Why: You may be wondering what's wrong with the standard email header name and address that's included in the email header. While there is nothing wrong with using the standard email signature format options. However, given that deaf/ hard of hearing consumers / professionals tend to utilize several modes of communication while at work - Thus your friend or colleague may want to learn more about the alternative ways they can contact you. You can also proactively (voluntarily) indicate to them on the various ways they can contact you.

I have found that the use of email signatures at work proves to be more beneficial than at home because I work with co-workers country-wide. Personal contacts usually already know the best way to reach me.

What's in a signature?
Basically it can be whatever your like, but I recommend limiting it to the various ways/preferences on how you can be contacted.

Below is a fictional mock up of my email signature to illustrate an example of an email signature.

John Doe
Blog Writer (job title)
Company XYZ
Chicago, Illinois
Sms: 123-321-4321
Message Service: 123-123-2356
Fax: 333-555-2222
Notes SameTime: John Doe

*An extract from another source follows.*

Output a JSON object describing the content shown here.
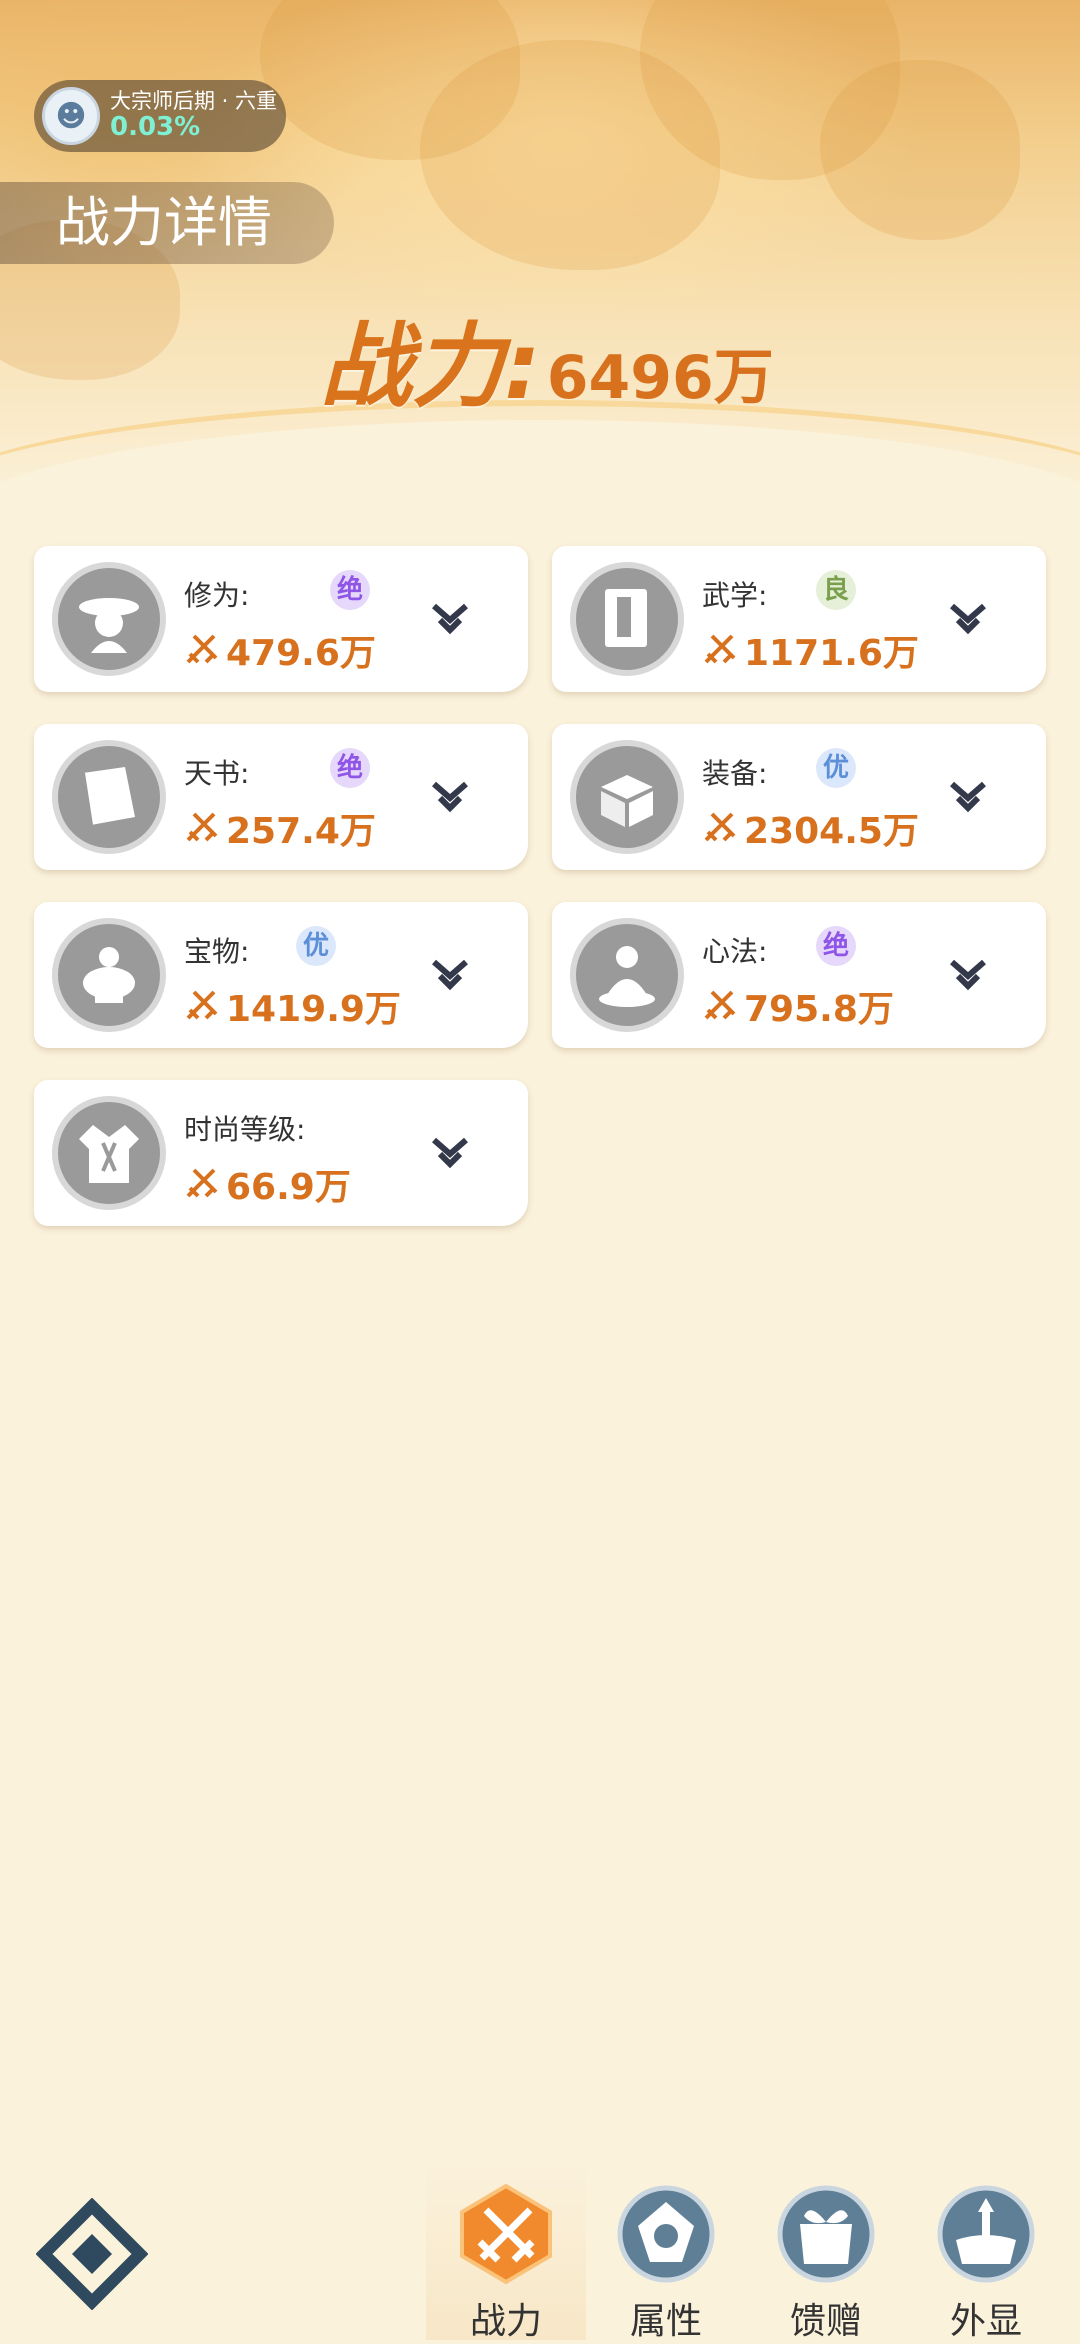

- Adjust the description names to your preference.

- If you have a 10 digit relay number include it. I usually indicate it by calling it "Message Service" so the words "Relay Service" doesn't alienate some people.

- If you have an internal instant messages program at work: include its name.

- If you have access at work to one of the public instant messages providers like: Aim, Gtalk, MSN, Yahoo, etc. Include the info as well. Such as: Aim: Johndoe

- If applicable, add your VP number or ip address.

- Some people may include links to other relevant information such as their LinkedIn or Facebook profiles or personal web sites. However I would be cautious about including such in your work email signature.

On the PC side, both Notes and Ms-Outlook provides ways of settling up your signature to be automatically inserted in your email messages. Refer to your software help function on how to set one up.

Ms-Outlook allows you to utilize more than one email signature. This is helpful if you have more than one email account and/or have different contact preferences depending on who you are corresponding with.

Most wireless devices allow you to include a signature automatically. Some even allow multiple signatures but that can be tricky to set up and is not discussed here.

Bottom line is that by setting up your email program to automatically include a preformatted email signature, you can increase the chances of your messages being returned or be contacted in the future.

Format your signature depending on your needs. I don't recommend including any personal information such as your SSN or home address to protect your identity.
Lastly, be sure to test your email signature by emailing yourself until you are satisfied on how it looks to ensure that its error free and neatly organized.

Email away!